Charitable contributions from individuals, corporations, and foundations totaled an estimated $335.17 billion in 2013, up 4.4 percent, or 3 percent in inflation-adjusted dollars, from the revised estimate of $320.97 billion for 2012, a new report from the Giving USA Foundation and the Indiana University Lilly Family School of Philanthropy finds.
According to the fifty-ninth annual Giving USA report, giving by individuals — which accounted for 72 percent of total contributions — increased 4.2 percent (2.7 percent when adjusted for inflation) in 2013, to an estimated $240.60 billion. Driven in part by a 10.5 percent increase in grantmaking by community foundations, foundation giving rose 5.7 percent (4.2 percent adjusted for inflation), to $48.96 billion, while bequests increased 8.7 percent (7.2 percent adjusted for inflation), to $27.73 billion. Corporate giving — which includes cash and in-kind contributions from corporate giving programs as well as grants and gifts from corporate foundations — fell 1.9 percent (-3.2 percent adjusted for inflation), to $17.88 billion, even as grantmaking by corporate foundations rose an estimated 5 percent, to $5.7 billion.

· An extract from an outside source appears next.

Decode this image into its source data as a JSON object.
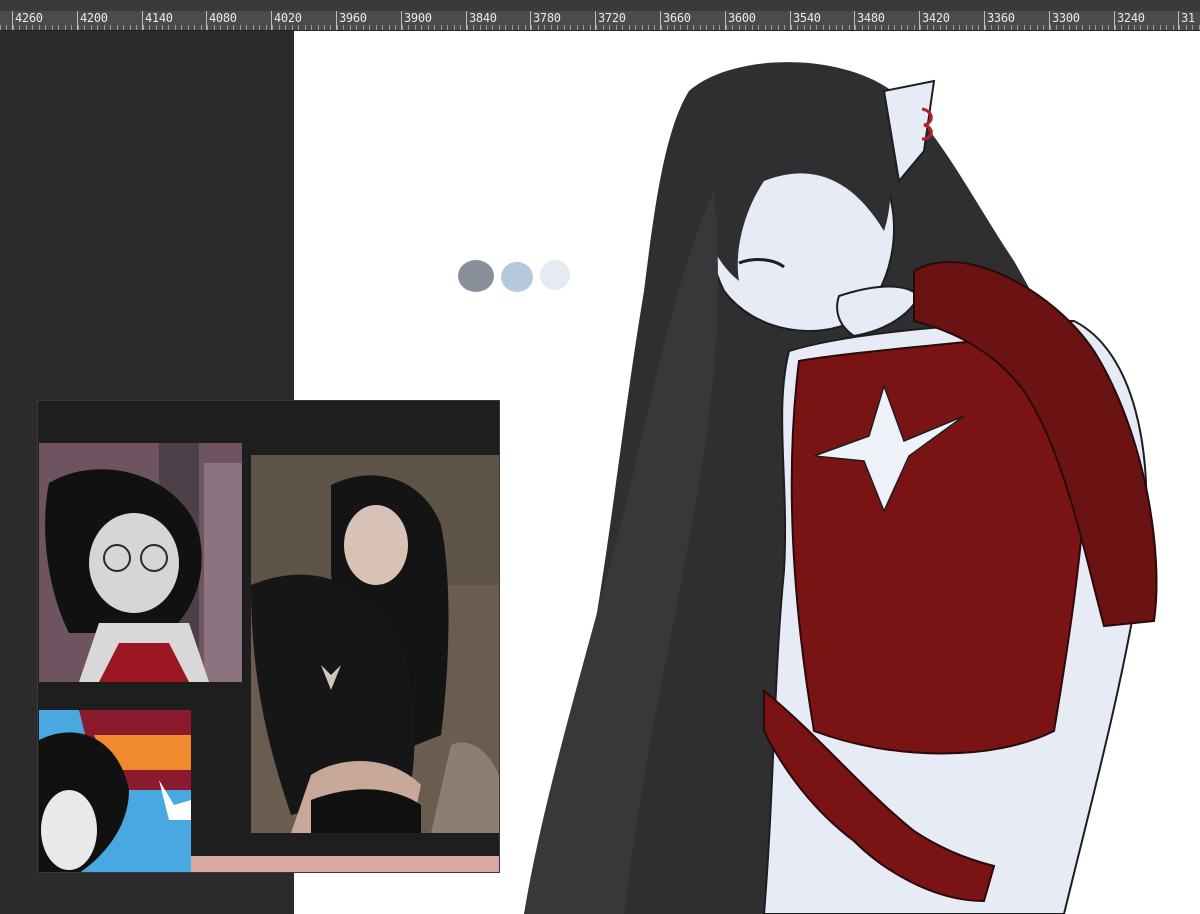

"We are seeing clear gains in the total amount given by individuals in the last couple of years," said Giving USA Foundation chair L. Gregg Carlson. "In fact, the rise in contributions by individuals between 2011 and 2013 represents 73 percent of the growth in total giving during that period."
For the second straight year, giving in support of religious groups remained flat, falling an estimated 0.2 percent (-1.6 percent, adjusted for inflation), although it continued to receive the largest share (31 percent) of charitable giving. It was followed by giving to education, which jumped 8.9 percent (7.4 percent, adjusted for inflation), to $52.07 billion; human services ($41.51 billion, including $164 million in support of disaster relief efforts); health ($31.86 billion); public society-benefit ($23.89 billion); arts and culture ($16.66 billion); international affairs ($14.93 billion); and animal welfare and the environment ($9.72 billion).
"We see that giving to the arts, health, the environment, and education has been consistently rising in the last three years," said Giving Institute chair David H. King. "These types of organizations, perhaps with a slight exception for health, are those for which donors reduced their support during the recession, when they tended to give to organizations serving what they may have perceived as more urgent needs. That would include entities like food pantries, homeless shelters, and even groups providing international relief. As the economy recovers, donors are restoring funding to those sectors in a strong way."